Can’t raise a stink in India’s litter Capital
In my gated community, we pay a hefty monthly maintenance fee, much of which goes into keeping the common areas spick-and-span. The floors are regularly scrubbed, elevators are serviced in time, and the lawns look green and manicured round the year.columns Updated: Jul 29, 2013 02:50 IST
In my gated community, we pay a hefty monthly maintenance fee, much of which goes into keeping the common areas spick-and-span. The floors are regularly scrubbed, elevators are serviced in time, and the lawns look green and manicured round the year. The only eyesores are the walls smeared with the gutka and paan stains.
Polite requests and stern warnings have failed to control serial offenders from leaving their spittle trail on the walls of an otherwise well-kept building. Caught in action, a resident laughed it off, claiming it was an “Indian thing to do”.
He was not wrong. Sprays of beetle and tobacco juice adorn urban landscapes across India. In Delhi, the paan stains are like public art, on display at the power corridors of the Lutyens’ zone and the squalid slums in east Delhi. Kolkata’s iconic Howrah Bridge is losing its protective metal casing to the acids contained in paan. Mumbai is planning to get a deep purple exterior paint for its suburban trains to camouflage spittle trails.
Indians have carried this civic art even to London. Three years back, Brent, a north-west London council that houses a huge South Asian immigrant population, started cracking down on people spitting paan on pavements. The stains were so stubborn that even special teams using high powered water jets were unable to totally remove them, the BBC reported in 2010. So, the council decided to spend £17,000 on an education campaign by plastering the neighbourhood with posters that read: “It’s Nasty Man: Don’t Spit Paan”.
Recently, Enfield, another London borough, moved a proposal to make spitting a criminal offence that got approval from the secretary of state. If passed after consultation, people caught spitting would be issued with a fixed penalty notice and anyone refusing to pay could face prosecution and a fine of up to £5,000.
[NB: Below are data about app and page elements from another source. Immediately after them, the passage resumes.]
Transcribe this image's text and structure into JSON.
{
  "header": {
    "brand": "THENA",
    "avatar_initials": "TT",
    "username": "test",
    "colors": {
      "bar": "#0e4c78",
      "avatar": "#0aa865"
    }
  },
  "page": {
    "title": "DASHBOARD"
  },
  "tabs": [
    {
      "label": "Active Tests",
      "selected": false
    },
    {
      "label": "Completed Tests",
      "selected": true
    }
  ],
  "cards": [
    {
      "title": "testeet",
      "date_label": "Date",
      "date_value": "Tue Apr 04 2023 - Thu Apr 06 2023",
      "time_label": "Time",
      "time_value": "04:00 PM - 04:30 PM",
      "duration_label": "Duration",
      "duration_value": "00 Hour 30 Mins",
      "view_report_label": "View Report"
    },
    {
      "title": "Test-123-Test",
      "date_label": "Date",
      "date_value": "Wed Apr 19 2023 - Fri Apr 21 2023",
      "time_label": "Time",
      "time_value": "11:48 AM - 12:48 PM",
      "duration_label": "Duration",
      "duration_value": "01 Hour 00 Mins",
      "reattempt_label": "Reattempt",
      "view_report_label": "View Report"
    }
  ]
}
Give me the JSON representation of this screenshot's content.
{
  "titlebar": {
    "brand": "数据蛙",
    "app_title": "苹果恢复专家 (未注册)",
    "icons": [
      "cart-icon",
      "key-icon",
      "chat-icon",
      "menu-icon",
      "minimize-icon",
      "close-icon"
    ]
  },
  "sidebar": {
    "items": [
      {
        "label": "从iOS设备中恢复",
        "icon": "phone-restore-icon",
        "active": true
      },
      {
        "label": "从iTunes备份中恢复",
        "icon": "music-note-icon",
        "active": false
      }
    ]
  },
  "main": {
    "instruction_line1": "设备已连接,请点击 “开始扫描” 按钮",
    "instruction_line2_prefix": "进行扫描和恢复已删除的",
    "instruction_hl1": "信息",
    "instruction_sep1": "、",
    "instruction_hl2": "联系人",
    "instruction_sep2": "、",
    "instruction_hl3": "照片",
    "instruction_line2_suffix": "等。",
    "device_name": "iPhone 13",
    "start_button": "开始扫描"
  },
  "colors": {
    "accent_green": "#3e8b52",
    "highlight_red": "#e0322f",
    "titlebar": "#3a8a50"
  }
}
Delhi, of course, has long made its peace with littering and stains. In 2008, Forbes magazine rated our capital as the world’s 24th dirtiest city. That was the time when Delhi was promised a civic makeover for the 2010 Commonwealth Games. The government promised us a generational leap in the city infrastructure, with trash-free roads, heavy fines for littering, 1,000 waterless toilets, and awareness campaigns such as Dilli ki beti, urging people to stop spitting, urinating and throwing garbage in public spaces.
But the “world-class” sheen started waning almost as soon as the athletes left. The waterless toilets have been shut down and people are back to urinating on walls. The stainless steel bins have been stolen and garbage is back where it traditionally belonged. The white-washed walls of Connaught Place are now splattered with different shades of maroon. Dilli ki beti has disappeared from the hoardings and there is no one to tell our callous residents that spitting and urinating in public places is gross and throwing trash out of the car window shameful.
Two of the three civic corporations that the MCD was trifurcated into, have together raised approximately Rs 3 crore in fines from residents for littering. But these were fines imposed on establishments — shops, roadside eateries, small factories and residents dumping garbage and construction waste in bulk. There are no provisions to enforce spot fines for individuals littering, spitting or taking a leak in public places.
The Bill to increase such spot fines from Rs 50 to Rs 500 has been pending for years. With just one Assembly session left before Delhi goes to polls, it is unlikely to be passed before the Congress seeks its fourth consecutive tenure. Increasing penalties is always bad politics. Really, why bother when the majority is happy turning their city into a giant bin and an open toilet.